Republicans are supposed to be the party that cuts the job-killing capital gains tax, not raises it. But because of a quirk in the Senate-passed tax bill, the tax on capital gains may go up -- and for some types of long-held assets, fairly substantially.
Warts and all, if I were a voting member of Congress, I would certainly cast a yea for the tax-cut plans passed by the Senate and House that are headed for conference (to work out minor differences) in the weeks ahead.
As the House and Senate work their way through the tax cut and reform effort, let me make one thing clear: Both plans are pro-growth, with the economic power coming from the business side.

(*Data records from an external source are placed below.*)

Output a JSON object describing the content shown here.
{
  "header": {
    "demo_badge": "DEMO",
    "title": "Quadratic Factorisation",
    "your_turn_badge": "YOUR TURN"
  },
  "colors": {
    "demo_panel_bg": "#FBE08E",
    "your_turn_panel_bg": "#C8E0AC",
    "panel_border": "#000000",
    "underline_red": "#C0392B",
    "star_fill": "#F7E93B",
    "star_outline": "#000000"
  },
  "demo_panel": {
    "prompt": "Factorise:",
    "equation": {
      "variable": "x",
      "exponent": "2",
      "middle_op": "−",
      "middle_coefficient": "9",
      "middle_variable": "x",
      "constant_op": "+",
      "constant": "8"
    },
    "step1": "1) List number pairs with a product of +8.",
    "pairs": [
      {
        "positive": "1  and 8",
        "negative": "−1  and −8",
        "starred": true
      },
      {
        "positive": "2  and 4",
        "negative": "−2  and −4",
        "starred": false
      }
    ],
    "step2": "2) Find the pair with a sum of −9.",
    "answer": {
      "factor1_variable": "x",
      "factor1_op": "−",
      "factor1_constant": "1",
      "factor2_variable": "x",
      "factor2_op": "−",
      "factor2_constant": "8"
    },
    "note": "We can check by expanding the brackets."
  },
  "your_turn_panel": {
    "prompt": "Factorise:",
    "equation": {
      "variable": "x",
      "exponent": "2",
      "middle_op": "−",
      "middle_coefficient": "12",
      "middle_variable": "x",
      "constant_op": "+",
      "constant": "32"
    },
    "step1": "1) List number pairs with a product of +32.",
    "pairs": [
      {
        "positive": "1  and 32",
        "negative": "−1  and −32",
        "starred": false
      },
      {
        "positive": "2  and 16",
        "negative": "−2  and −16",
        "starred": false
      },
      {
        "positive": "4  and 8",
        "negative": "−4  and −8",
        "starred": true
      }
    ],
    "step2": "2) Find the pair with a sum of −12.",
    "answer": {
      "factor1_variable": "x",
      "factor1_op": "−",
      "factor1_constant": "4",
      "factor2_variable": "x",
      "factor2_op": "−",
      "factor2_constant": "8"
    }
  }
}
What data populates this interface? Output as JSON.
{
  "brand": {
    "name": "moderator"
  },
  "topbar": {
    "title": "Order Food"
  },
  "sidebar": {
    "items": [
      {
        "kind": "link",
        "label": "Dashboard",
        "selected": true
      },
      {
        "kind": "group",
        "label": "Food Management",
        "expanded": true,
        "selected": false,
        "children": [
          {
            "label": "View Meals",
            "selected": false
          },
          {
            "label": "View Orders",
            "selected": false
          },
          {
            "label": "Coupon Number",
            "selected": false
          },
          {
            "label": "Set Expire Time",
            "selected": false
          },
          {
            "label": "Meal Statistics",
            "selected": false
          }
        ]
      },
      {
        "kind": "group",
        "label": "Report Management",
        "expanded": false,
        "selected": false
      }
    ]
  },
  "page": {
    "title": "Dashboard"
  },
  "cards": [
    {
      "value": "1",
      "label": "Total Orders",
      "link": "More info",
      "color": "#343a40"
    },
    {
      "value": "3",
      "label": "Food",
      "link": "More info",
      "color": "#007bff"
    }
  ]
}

And where it comes from the personal side, there will be very little growth. That was always been the bet.
President Trump's new chair of the Council of Economic Advisers, Kevin Hassett, walked into the lion's den last week with his first official speech. He used the moment to pound the leftist Tax Policy Center. It was a wonderful sight.
Much as he did in his command performance before the United Nations, when he took back control of U.S. foreign policy, President Donald Trump has seized and energized the tax cut issue. Almost daily, he is pounding away on the themes of faster economic growth and more take-home pay, arguing that his plan will make America's economy great again.
Financial markets and most media pundits are missing the new writing on the wall. For a variety of reasons surrounding shrewd moves by President Trump, the chances for significant tax cuts in the next 10 weeks have risen sharply.
President Donald Trump's pledge to "Make America Great Again" requires nothing less than reigniting economic growth and prosperity. Wealth creation is essential. As Congress pivots to tax reform -- which is crucial to the wealth creation -- the president could take matters into his own hands by issuing an executive order to index capital gains for inflation.
I participated in perhaps a bit of radio history last week when Steve Forbes and Art Laffer joined me on my syndicated radio show. It may have been the first time these supply-side economics giants were ever together over the airwaves.
What is the Fourth of July? It's a wonderful time. We're outdoors. We're with family and friends. We're playing golf or fishing. There are barbecues and baseball games and fireworks and all that good stuff.
And beneath it all, supporting it all, there is freedom. Freedom. The Fourth of July is about freedom, if nothing else. America's freedom, of course. But a freedom that extends to all people. One that leads to greatness and prosperity. A freedom that has become the backbone of the world.
Now that former FBI Director James Comey's hearing is complete, it's time for everybody to roll up their sleeves and go back to work on returning the country to prosperity. The most populist policy would be to restore a long-lasting deeply rooted prosperity for every single American.